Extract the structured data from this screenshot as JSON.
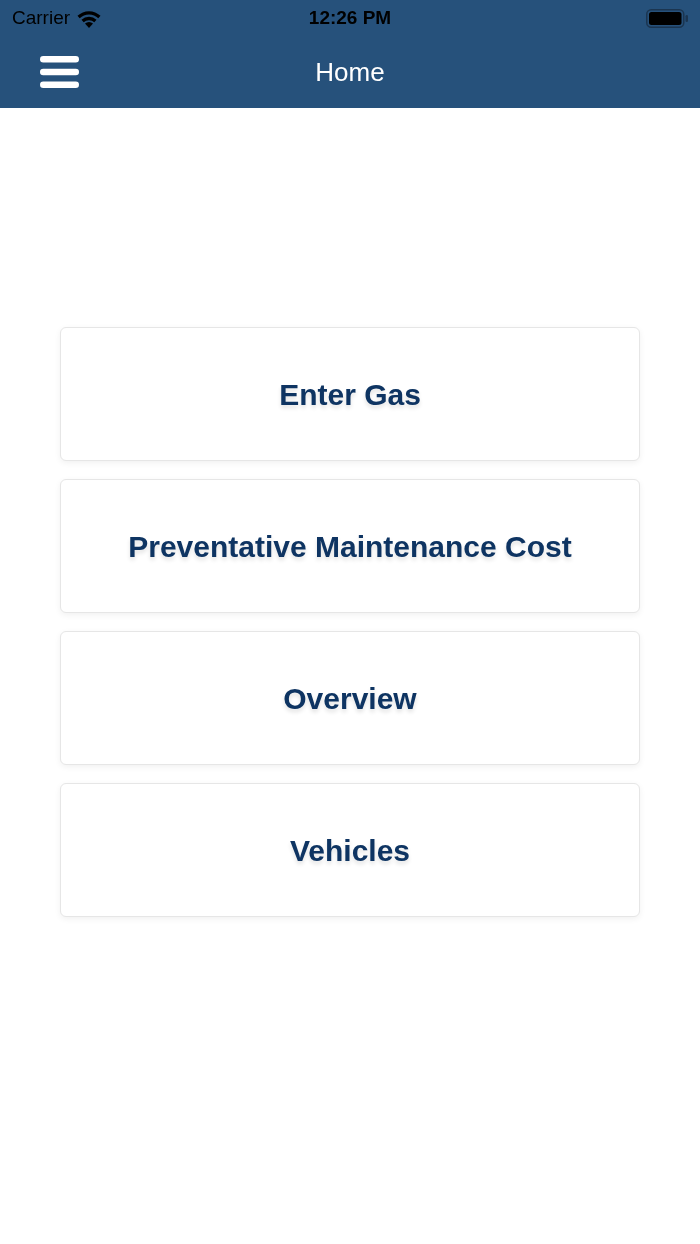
{
  "status_bar": {
    "carrier": "Carrier",
    "time": "12:26 PM"
  },
  "nav_bar": {
    "title": "Home"
  },
  "menu": [
    {
      "label": "Enter Gas"
    },
    {
      "label": "Preventative Maintenance Cost"
    },
    {
      "label": "Overview"
    },
    {
      "label": "Vehicles"
    }
  ]
}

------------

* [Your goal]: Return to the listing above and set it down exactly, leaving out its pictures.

* [Written reply]:
Extract the structured data from this screenshot as JSON.
{
  "status_bar": {
    "carrier": "Carrier",
    "time": "12:26 PM"
  },
  "nav_bar": {
    "title": "Home"
  },
  "menu": [
    {
      "label": "Enter Gas"
    },
    {
      "label": "Preventative Maintenance Cost"
    },
    {
      "label": "Overview"
    },
    {
      "label": "Vehicles"
    }
  ]
}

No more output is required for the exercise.